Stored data
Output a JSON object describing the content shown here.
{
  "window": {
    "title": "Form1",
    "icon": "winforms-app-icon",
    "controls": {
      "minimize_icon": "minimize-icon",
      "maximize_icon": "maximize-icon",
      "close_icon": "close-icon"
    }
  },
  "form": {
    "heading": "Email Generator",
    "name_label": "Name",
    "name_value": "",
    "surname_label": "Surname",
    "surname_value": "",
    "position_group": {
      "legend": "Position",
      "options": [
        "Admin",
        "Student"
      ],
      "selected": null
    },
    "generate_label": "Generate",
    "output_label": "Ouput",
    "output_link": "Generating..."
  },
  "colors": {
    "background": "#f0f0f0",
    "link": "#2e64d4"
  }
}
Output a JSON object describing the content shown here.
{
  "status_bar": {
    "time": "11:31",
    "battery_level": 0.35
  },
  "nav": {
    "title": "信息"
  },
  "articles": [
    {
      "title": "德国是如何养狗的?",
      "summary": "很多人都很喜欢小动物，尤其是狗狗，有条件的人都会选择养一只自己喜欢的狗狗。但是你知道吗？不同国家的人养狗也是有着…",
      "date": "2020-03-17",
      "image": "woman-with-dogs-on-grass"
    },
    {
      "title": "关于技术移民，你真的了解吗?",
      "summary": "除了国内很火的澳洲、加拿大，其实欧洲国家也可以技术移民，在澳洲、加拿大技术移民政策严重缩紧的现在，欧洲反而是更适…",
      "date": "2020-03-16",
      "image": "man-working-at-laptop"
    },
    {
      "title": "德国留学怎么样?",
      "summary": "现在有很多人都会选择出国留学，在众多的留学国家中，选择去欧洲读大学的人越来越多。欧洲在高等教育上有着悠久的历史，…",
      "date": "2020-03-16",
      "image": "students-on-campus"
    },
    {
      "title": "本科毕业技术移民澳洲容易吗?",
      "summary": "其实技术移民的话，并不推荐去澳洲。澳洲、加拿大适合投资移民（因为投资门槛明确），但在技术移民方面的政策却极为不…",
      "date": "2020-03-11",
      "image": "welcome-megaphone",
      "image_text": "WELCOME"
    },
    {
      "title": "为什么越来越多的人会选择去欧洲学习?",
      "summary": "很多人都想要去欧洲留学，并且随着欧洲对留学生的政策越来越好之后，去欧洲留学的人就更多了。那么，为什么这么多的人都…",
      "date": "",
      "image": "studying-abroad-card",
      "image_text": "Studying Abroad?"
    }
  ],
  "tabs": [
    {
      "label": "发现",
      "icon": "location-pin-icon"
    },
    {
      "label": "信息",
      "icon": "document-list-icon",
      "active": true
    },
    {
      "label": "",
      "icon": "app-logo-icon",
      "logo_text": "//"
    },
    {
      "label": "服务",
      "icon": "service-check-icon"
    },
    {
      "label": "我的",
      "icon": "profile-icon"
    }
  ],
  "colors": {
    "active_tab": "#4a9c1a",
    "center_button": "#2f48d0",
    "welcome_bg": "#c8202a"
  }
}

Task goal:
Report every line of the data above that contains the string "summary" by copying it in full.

Solution to this task:
      "summary": "很多人都很喜欢小动物，尤其是狗狗，有条件的人都会选择养一只自己喜欢的狗狗。但是你知道吗？不同国家的人养狗也是有着…",
      "summary": "除了国内很火的澳洲、加拿大，其实欧洲国家也可以技术移民，在澳洲、加拿大技术移民政策严重缩紧的现在，欧洲反而是更适…",
      "summary": "现在有很多人都会选择出国留学，在众多的留学国家中，选择去欧洲读大学的人越来越多。欧洲在高等教育上有着悠久的历史，…",
      "summary": "其实技术移民的话，并不推荐去澳洲。澳洲、加拿大适合投资移民（因为投资门槛明确），但在技术移民方面的政策却极为不…",
      "summary": "很多人都想要去欧洲留学，并且随着欧洲对留学生的政策越来越好之后，去欧洲留学的人就更多了。那么，为什么这么多的人都…",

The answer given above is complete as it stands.